── Data supplied

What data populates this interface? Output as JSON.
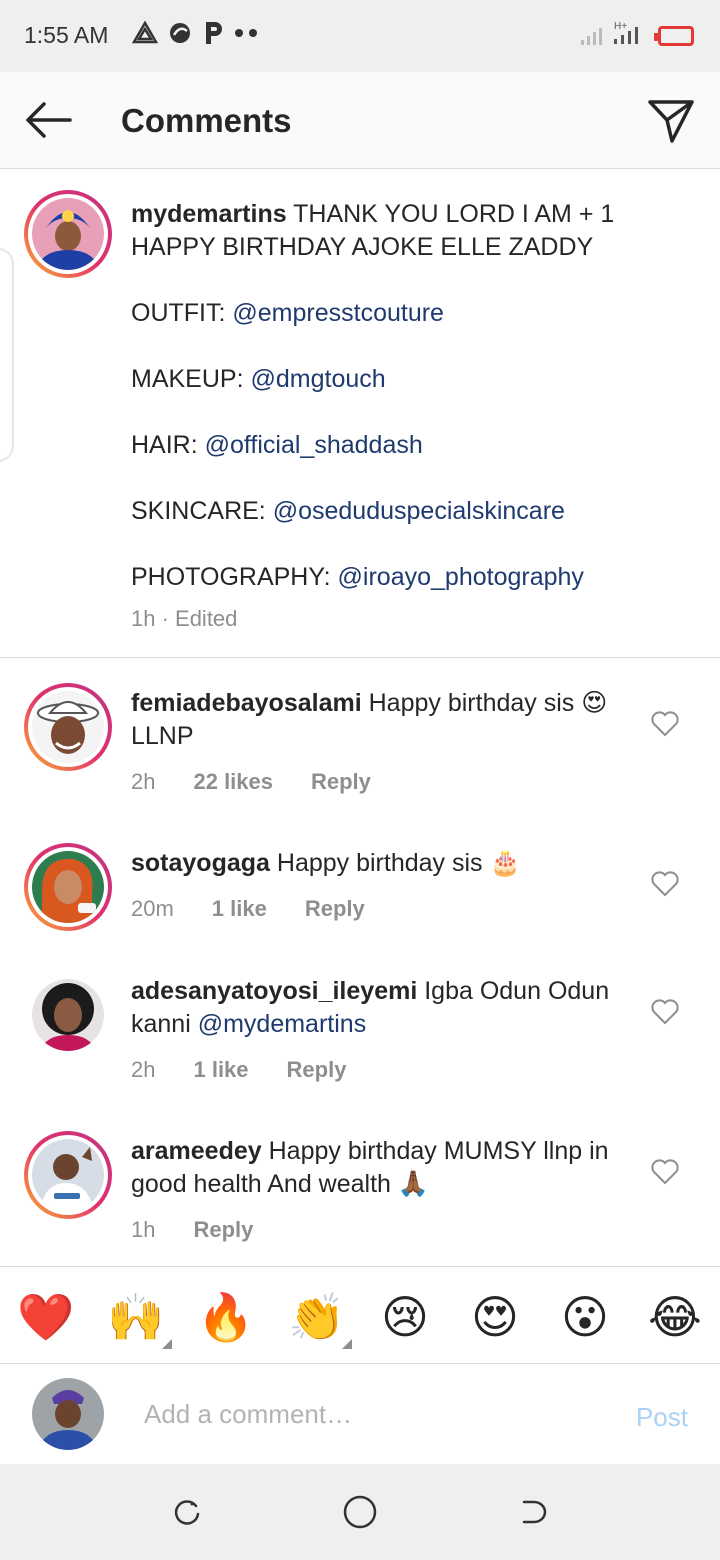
{
  "status_bar": {
    "time": "1:55 AM",
    "network": "H+"
  },
  "header": {
    "title": "Comments"
  },
  "caption": {
    "username": "mydemartins",
    "line1": "THANK YOU LORD I AM + 1 HAPPY BIRTHDAY AJOKE ELLE ZADDY",
    "outfit_label": "OUTFIT:",
    "outfit_mention": "@empresstcouture",
    "makeup_label": "MAKEUP:",
    "makeup_mention": "@dmgtouch",
    "hair_label": "HAIR:",
    "hair_mention": "@official_shaddash",
    "skincare_label": "SKINCARE:",
    "skincare_mention": "@oseduduspecialskincare",
    "photography_label": "PHOTOGRAPHY:",
    "photography_mention": "@iroayo_photography",
    "meta": "1h · Edited"
  },
  "comments": [
    {
      "username": "femiadebayosalami",
      "text": "Happy birthday sis 😍 LLNP",
      "time": "2h",
      "likes": "22 likes",
      "reply": "Reply"
    },
    {
      "username": "sotayogaga",
      "text": "Happy birthday sis 🎂",
      "time": "20m",
      "likes": "1 like",
      "reply": "Reply"
    },
    {
      "username": "adesanyatoyosi_ileyemi",
      "text": "Igba Odun Odun kanni",
      "mention": "@mydemartins",
      "time": "2h",
      "likes": "1 like",
      "reply": "Reply"
    },
    {
      "username": "arameedey",
      "text": "Happy birthday MUMSY llnp in good health And wealth 🙏🏾",
      "time": "1h",
      "reply": "Reply"
    }
  ],
  "emoji_bar": [
    "❤️",
    "🙌",
    "🔥",
    "👏",
    "😢",
    "😍",
    "😮",
    "😂"
  ],
  "add_comment": {
    "placeholder": "Add a comment…",
    "post_label": "Post"
  },
  "colors": {
    "mention": "#1e3a6e",
    "post_disabled": "#a9d2f5",
    "meta_gray": "#8e8e8e"
  }
}
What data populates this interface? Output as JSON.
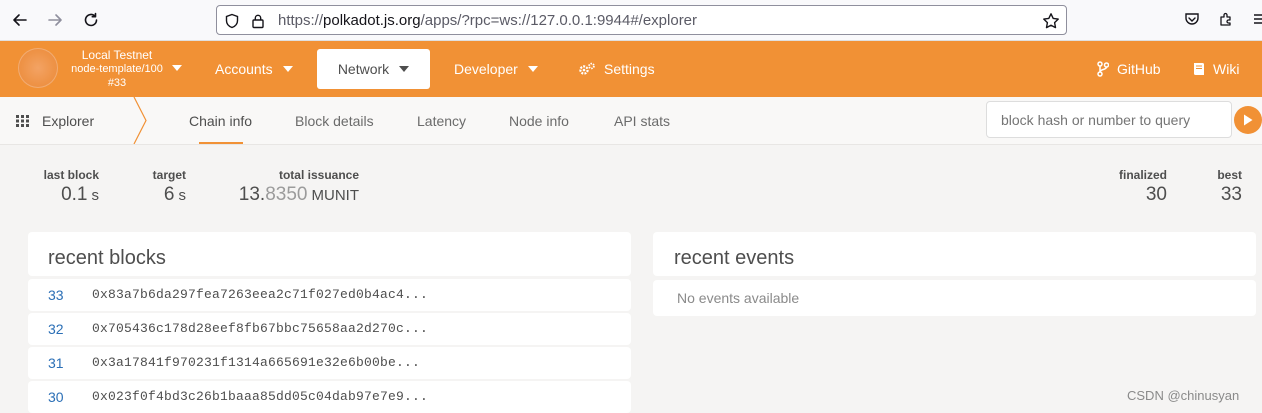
{
  "browser": {
    "url_prefix": "https://",
    "url_domain": "polkadot.js.org",
    "url_rest": "/apps/?rpc=ws://127.0.0.1:9944#/explorer"
  },
  "appbar": {
    "chain_name": "Local Testnet",
    "chain_version": "node-template/100",
    "chain_block": "#33",
    "menu": {
      "accounts": "Accounts",
      "network": "Network",
      "developer": "Developer",
      "settings": "Settings",
      "github": "GitHub",
      "wiki": "Wiki"
    }
  },
  "subnav": {
    "section": "Explorer",
    "tabs": [
      "Chain info",
      "Block details",
      "Latency",
      "Node info",
      "API stats"
    ],
    "query_placeholder": "block hash or number to query"
  },
  "summary": {
    "last_block_label": "last block",
    "last_block_value": "0.1",
    "last_block_unit": "s",
    "target_label": "target",
    "target_value": "6",
    "target_unit": "s",
    "issuance_label": "total issuance",
    "issuance_int": "13.",
    "issuance_frac": "8350",
    "issuance_unit": "MUNIT",
    "finalized_label": "finalized",
    "finalized_value": "30",
    "best_label": "best",
    "best_value": "33"
  },
  "recent_blocks": {
    "title": "recent blocks",
    "rows": [
      {
        "number": "33",
        "hash": "0x83a7b6da297fea7263eea2c71f027ed0b4ac4..."
      },
      {
        "number": "32",
        "hash": "0x705436c178d28eef8fb67bbc75658aa2d270c..."
      },
      {
        "number": "31",
        "hash": "0x3a17841f970231f1314a665691e32e6b00be..."
      },
      {
        "number": "30",
        "hash": "0x023f0f4bd3c26b1baaa85dd05c04dab97e7e9..."
      }
    ]
  },
  "recent_events": {
    "title": "recent events",
    "empty": "No events available"
  },
  "watermark": "CSDN @chinusyan",
  "colors": {
    "accent": "#f19135",
    "link": "#2b6fb6"
  }
}
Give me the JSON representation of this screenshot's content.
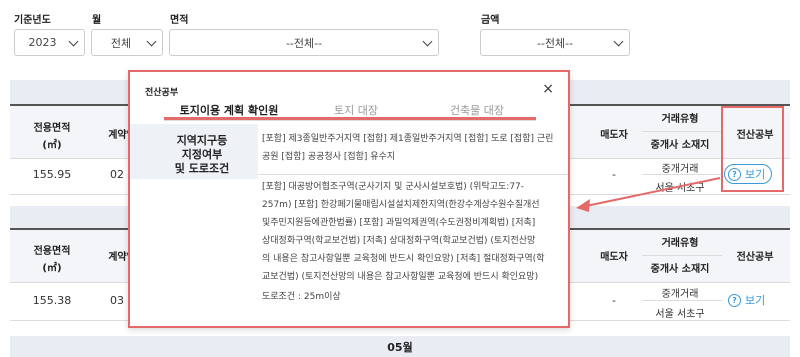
{
  "filters": {
    "year_label": "기준년도",
    "year_value": "2023",
    "month_label": "월",
    "month_value": "전체",
    "area_label": "면적",
    "area_value": "--전체--",
    "price_label": "금액",
    "price_value": "--전체--"
  },
  "table": {
    "headers": {
      "area": "전용면적",
      "area_unit": "(㎡)",
      "contract": "계약일",
      "seller": "매도자",
      "trade_type": "거래유형",
      "broker_location": "중개사 소재지",
      "ledger": "전산공부"
    },
    "rows": [
      {
        "area": "155.95",
        "contract": "02",
        "seller": "-",
        "trade_type": "중개거래",
        "broker_location": "서울 서초구",
        "view_label": "보기"
      },
      {
        "area": "155.38",
        "contract": "03",
        "seller": "-",
        "trade_type": "중개거래",
        "broker_location": "서울 서초구",
        "view_label": "보기"
      }
    ],
    "month_band": "05월"
  },
  "popup": {
    "title": "전산공부",
    "close": "×",
    "tabs": [
      "토지이용 계획 확인원",
      "토지 대장",
      "건축물 대장"
    ],
    "row_label_lines": [
      "지역지구등",
      "지정여부",
      "및 도로조건"
    ],
    "zone_lines": [
      "[포함] 제3종일반주거지역 [접함] 제1종일반주거지역 [접함] 도로 [접함] 근린",
      "공원 [접함] 공공청사 [접함] 유수지"
    ],
    "law_lines": [
      "[포함] 대공방어협조구역(군사기지 및 군사시설보호법) (위탁고도:77-",
      "257m) [포함] 한강폐기물매립시설설치제한지역(한강수계상수원수질개선",
      "및주민지원등에관한법률) [포함] 과밀억제권역(수도권정비계획법) [저촉]",
      "상대정화구역(학교보건법) [저촉] 상대정화구역(학교보건법) (토지전산망",
      "의 내용은 참고사항일뿐 교육청에 반드시 확인요망) [저촉] 절대정화구역(학",
      "교보건법) (토지전산망의 내용은 참고사항일뿐 교육청에 반드시 확인요망)"
    ],
    "road_condition": "도로조건 : 25m이상"
  },
  "colors": {
    "highlight": "#e46a6a",
    "accent": "#3a9ad9",
    "band": "#e9edf3"
  }
}
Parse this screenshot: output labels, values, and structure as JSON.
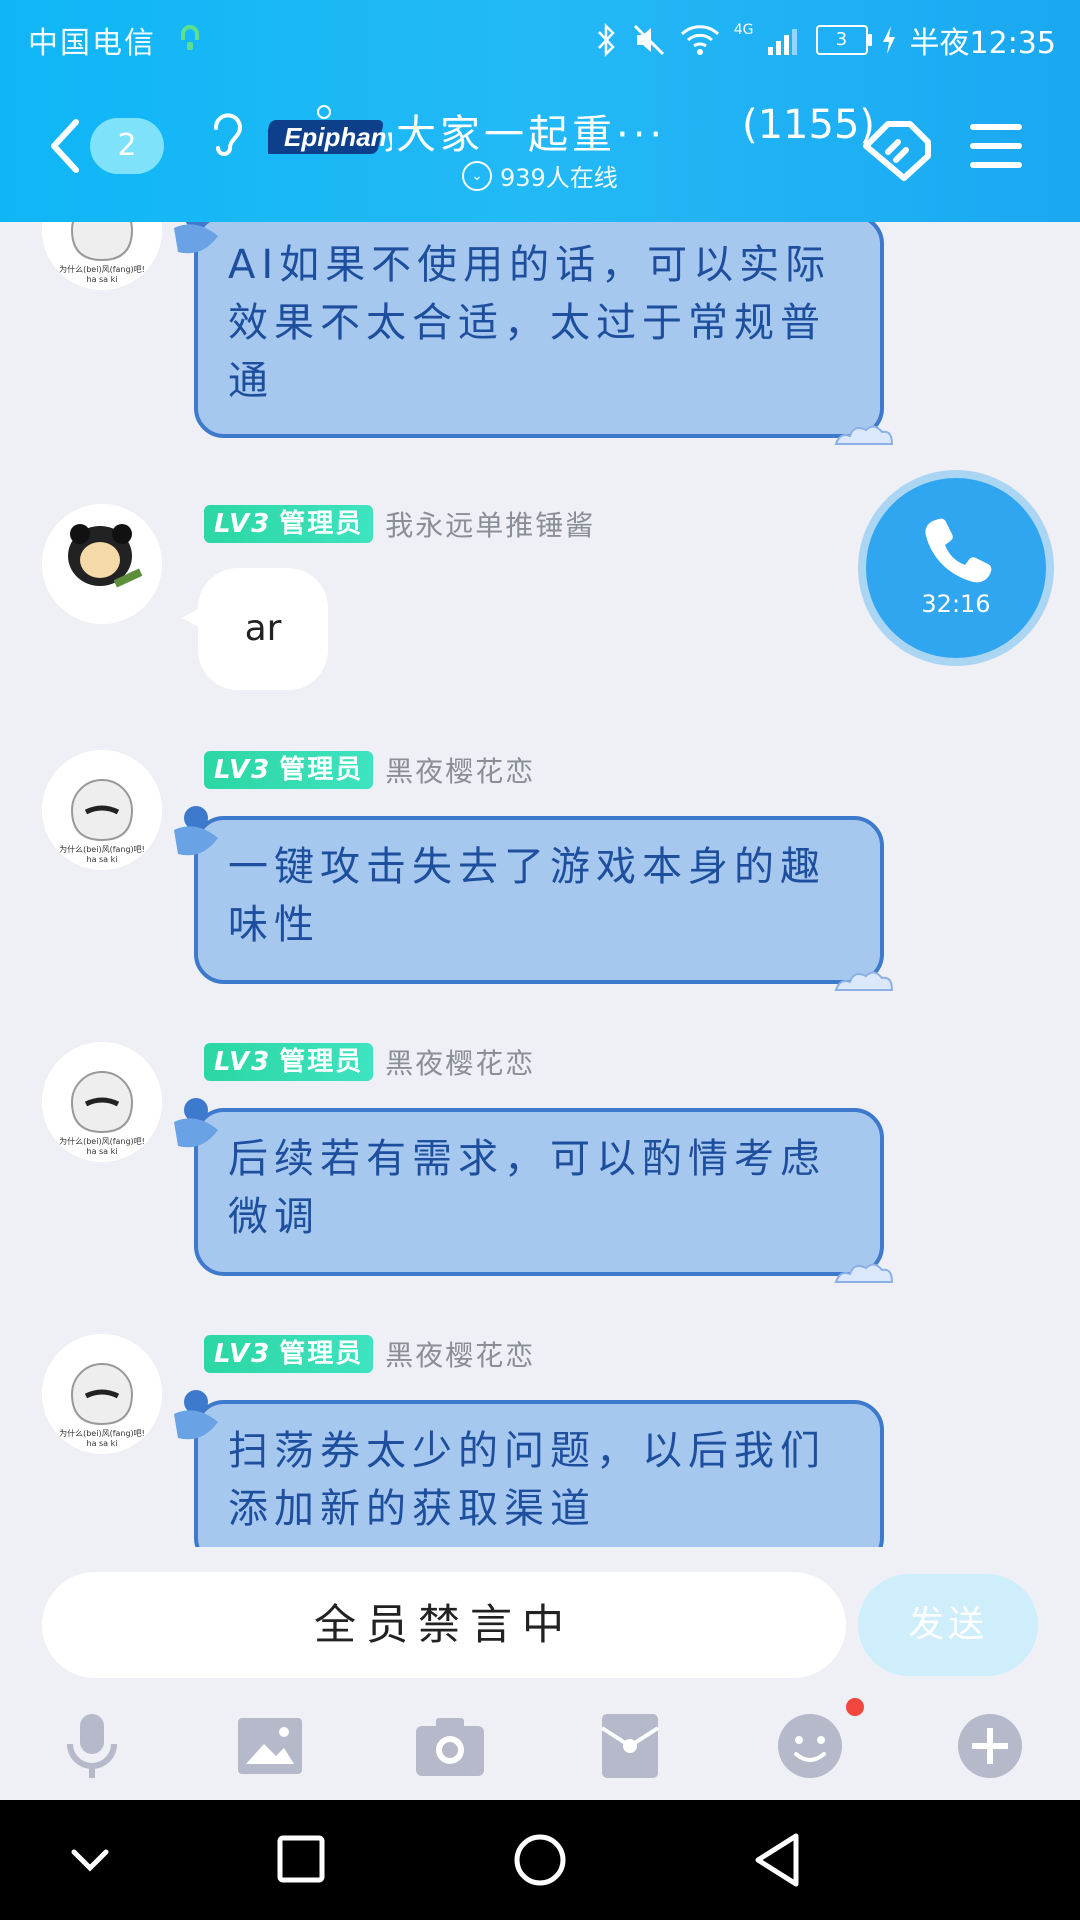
{
  "status_bar": {
    "carrier": "中国电信",
    "battery": "3",
    "net": "4G",
    "time": "半夜12:35"
  },
  "header": {
    "unread_badge": "2",
    "logo_text": "Epiphany",
    "title": "大家一起重···",
    "member_count": "(1155)",
    "online_text": "939人在线"
  },
  "messages": [
    {
      "text": "AI如果不使用的话，可以实际效果不太合适，太过于常规普通"
    },
    {
      "tag_level": "LV3",
      "tag_role": "管理员",
      "username": "我永远单推锤酱",
      "text": "ar"
    },
    {
      "tag_level": "LV3",
      "tag_role": "管理员",
      "username": "黑夜樱花恋",
      "text": "一键攻击失去了游戏本身的趣味性"
    },
    {
      "tag_level": "LV3",
      "tag_role": "管理员",
      "username": "黑夜樱花恋",
      "text": "后续若有需求，可以酌情考虑微调"
    },
    {
      "tag_level": "LV3",
      "tag_role": "管理员",
      "username": "黑夜樱花恋",
      "text": "扫荡券太少的问题，以后我们添加新的获取渠道"
    }
  ],
  "avatar_caption": {
    "line1": "为什么(bei)风(fang)吧!",
    "line2": "ha sa ki"
  },
  "call": {
    "duration": "32:16"
  },
  "input": {
    "muted_text": "全员禁言中",
    "send_label": "发送"
  },
  "toolbar_icons": [
    "microphone-icon",
    "image-icon",
    "camera-icon",
    "red-packet-icon",
    "emoji-icon",
    "plus-icon"
  ],
  "colors": {
    "header": "#1bb4f5",
    "bubble_fill": "#a7c8ee",
    "bubble_border": "#3d79cc",
    "bubble_text": "#1d4f9e",
    "admin_tag": "#2bd7a3",
    "notification_dot": "#f2473e"
  }
}
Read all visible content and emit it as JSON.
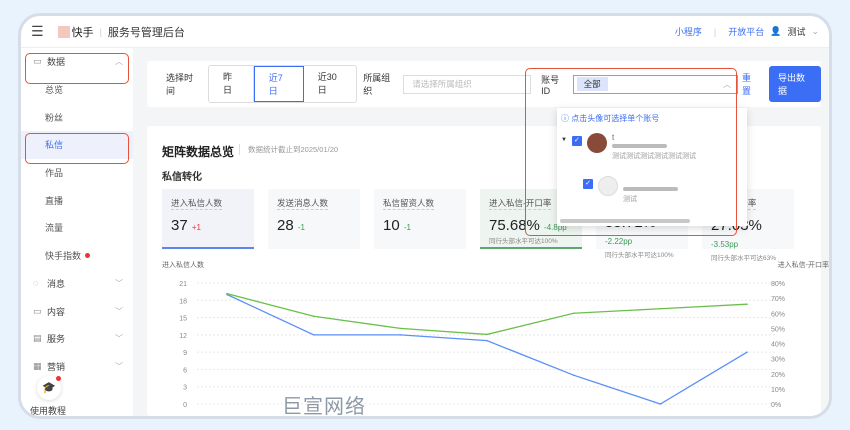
{
  "header": {
    "brand": "快手",
    "title": "服务号管理后台",
    "links": [
      "小程序",
      "开放平台"
    ],
    "user": "测试"
  },
  "sidebar": {
    "items": [
      {
        "label": "数据",
        "icon": "data-icon",
        "type": "group",
        "expanded": true
      },
      {
        "label": "总览",
        "type": "sub"
      },
      {
        "label": "粉丝",
        "type": "sub"
      },
      {
        "label": "私信",
        "type": "sub",
        "active": true
      },
      {
        "label": "作品",
        "type": "sub"
      },
      {
        "label": "直播",
        "type": "sub"
      },
      {
        "label": "流量",
        "type": "sub"
      },
      {
        "label": "快手指数",
        "type": "sub",
        "badge": true
      },
      {
        "label": "消息",
        "icon": "message-icon",
        "type": "group"
      },
      {
        "label": "内容",
        "icon": "video-icon",
        "type": "group"
      },
      {
        "label": "服务",
        "icon": "service-icon",
        "type": "group"
      },
      {
        "label": "营销",
        "icon": "grid-icon",
        "type": "group"
      }
    ],
    "help": "使用教程"
  },
  "filter": {
    "time_label": "选择时间",
    "time_options": [
      "昨日",
      "近7日",
      "近30日"
    ],
    "selected": "近7日",
    "org_label": "所属组织",
    "org_placeholder": "请选择所属组织",
    "account_label": "账号ID",
    "account_value": "全部",
    "reset": "重置",
    "export": "导出数据"
  },
  "dropdown": {
    "tip": "点击头像可选择单个账号",
    "accounts": [
      {
        "name": "t",
        "desc": "测试测试测试测试测试测试"
      },
      {
        "name": "",
        "desc": "测试"
      }
    ]
  },
  "card": {
    "title": "矩阵数据总览",
    "subtitle": "数据统计截止到2025/01/20",
    "section": "私信转化",
    "kpis": [
      {
        "label": "进入私信人数",
        "value": "37",
        "delta": "+1",
        "dir": "up"
      },
      {
        "label": "发送消息人数",
        "value": "28",
        "delta": "-1",
        "dir": "down"
      },
      {
        "label": "私信留资人数",
        "value": "10",
        "delta": "-1",
        "dir": "down"
      },
      {
        "label": "进入私信-开口率",
        "value": "75.68%",
        "delta": "-4.8pp",
        "dir": "down",
        "note": "同行头部水平可达100%"
      },
      {
        "label": "",
        "value": "55.71%",
        "delta": "-2.22pp",
        "dir": "down",
        "note": "同行头部水平可达100%"
      },
      {
        "label": "私信-留资率",
        "value": "27.03%",
        "delta": "-3.53pp",
        "dir": "down",
        "note": "同行头部水平可达63%"
      }
    ]
  },
  "chart_data": {
    "type": "line",
    "ylabel": "进入私信人数",
    "y2label": "进入私信-开口率",
    "ylim": [
      0,
      21
    ],
    "yticks": [
      "21",
      "18",
      "15",
      "12",
      "9",
      "6",
      "3",
      "0"
    ],
    "y2lim": [
      0,
      80
    ],
    "y2ticks": [
      "80%",
      "70%",
      "60%",
      "50%",
      "40%",
      "30%",
      "20%",
      "10%",
      "0%"
    ],
    "series": [
      {
        "name": "进入私信人数",
        "axis": "left",
        "color": "#5b8ff9",
        "values": [
          19,
          12,
          12,
          11,
          5,
          0,
          9
        ]
      },
      {
        "name": "进入私信-开口率",
        "axis": "right",
        "color": "#6bc04b",
        "values": [
          73,
          58,
          50,
          46,
          60,
          63,
          66
        ]
      }
    ]
  },
  "watermark": "巨宣网络",
  "colors": {
    "accent": "#3b6ef5",
    "highlight": "#e5533c"
  }
}
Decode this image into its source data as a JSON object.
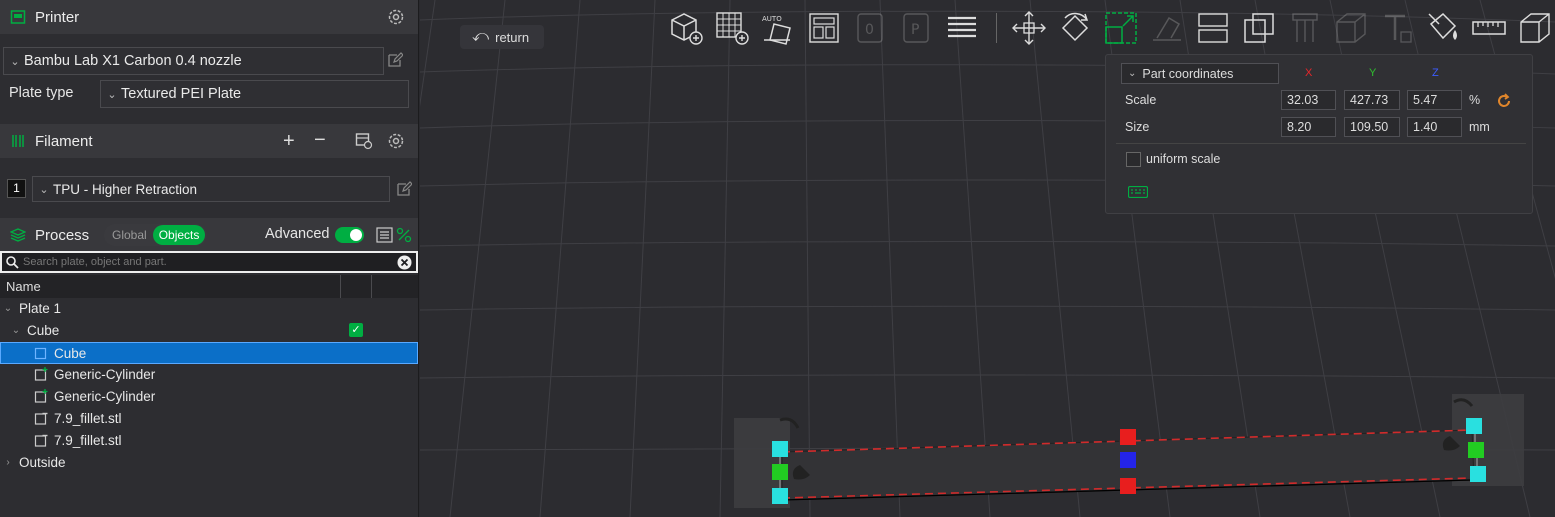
{
  "printer": {
    "title": "Printer",
    "printer_name": "Bambu Lab X1 Carbon 0.4 nozzle",
    "plate_type_label": "Plate type",
    "plate_type_value": "Textured PEI Plate"
  },
  "filament": {
    "title": "Filament",
    "items": [
      {
        "index": "1",
        "name": "TPU - Higher Retraction"
      }
    ]
  },
  "process": {
    "title": "Process",
    "global_label": "Global",
    "objects_label": "Objects",
    "advanced_label": "Advanced",
    "advanced_on": true
  },
  "object_list": {
    "search_placeholder": "Search plate, object and part.",
    "column_name": "Name",
    "rows": [
      {
        "label": "Plate 1"
      },
      {
        "label": "Cube"
      },
      {
        "label": "Cube",
        "selected": true
      },
      {
        "label": "Generic-Cylinder"
      },
      {
        "label": "Generic-Cylinder"
      },
      {
        "label": "7.9_fillet.stl"
      },
      {
        "label": "7.9_fillet.stl"
      },
      {
        "label": "Outside"
      }
    ]
  },
  "viewport": {
    "return_label": "return",
    "toolbar_auto_label": "AUTO"
  },
  "scale_panel": {
    "coordinate_mode": "Part coordinates",
    "axes": [
      "X",
      "Y",
      "Z"
    ],
    "axis_colors": [
      "#e8262b",
      "#2fbf2f",
      "#3c5cff"
    ],
    "scale_label": "Scale",
    "scale_values": [
      "32.03",
      "427.73",
      "5.47"
    ],
    "scale_unit": "%",
    "size_label": "Size",
    "size_values": [
      "8.20",
      "109.50",
      "1.40"
    ],
    "size_unit": "mm",
    "uniform_scale_label": "uniform scale",
    "uniform_scale_checked": false
  },
  "colors": {
    "accent": "#00ae42",
    "selection": "#0b6fc8"
  }
}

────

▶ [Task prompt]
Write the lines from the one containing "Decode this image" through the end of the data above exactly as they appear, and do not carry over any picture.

▶ [Solution]
Decode this image into its source data as a JSON object.
{
  "printer": {
    "title": "Printer",
    "printer_name": "Bambu Lab X1 Carbon 0.4 nozzle",
    "plate_type_label": "Plate type",
    "plate_type_value": "Textured PEI Plate"
  },
  "filament": {
    "title": "Filament",
    "items": [
      {
        "index": "1",
        "name": "TPU - Higher Retraction"
      }
    ]
  },
  "process": {
    "title": "Process",
    "global_label": "Global",
    "objects_label": "Objects",
    "advanced_label": "Advanced",
    "advanced_on": true
  },
  "object_list": {
    "search_placeholder": "Search plate, object and part.",
    "column_name": "Name",
    "rows": [
      {
        "label": "Plate 1"
      },
      {
        "label": "Cube"
      },
      {
        "label": "Cube",
        "selected": true
      },
      {
        "label": "Generic-Cylinder"
      },
      {
        "label": "Generic-Cylinder"
      },
      {
        "label": "7.9_fillet.stl"
      },
      {
        "label": "7.9_fillet.stl"
      },
      {
        "label": "Outside"
      }
    ]
  },
  "viewport": {
    "return_label": "return",
    "toolbar_auto_label": "AUTO"
  },
  "scale_panel": {
    "coordinate_mode": "Part coordinates",
    "axes": [
      "X",
      "Y",
      "Z"
    ],
    "axis_colors": [
      "#e8262b",
      "#2fbf2f",
      "#3c5cff"
    ],
    "scale_label": "Scale",
    "scale_values": [
      "32.03",
      "427.73",
      "5.47"
    ],
    "scale_unit": "%",
    "size_label": "Size",
    "size_values": [
      "8.20",
      "109.50",
      "1.40"
    ],
    "size_unit": "mm",
    "uniform_scale_label": "uniform scale",
    "uniform_scale_checked": false
  },
  "colors": {
    "accent": "#00ae42",
    "selection": "#0b6fc8"
  }
}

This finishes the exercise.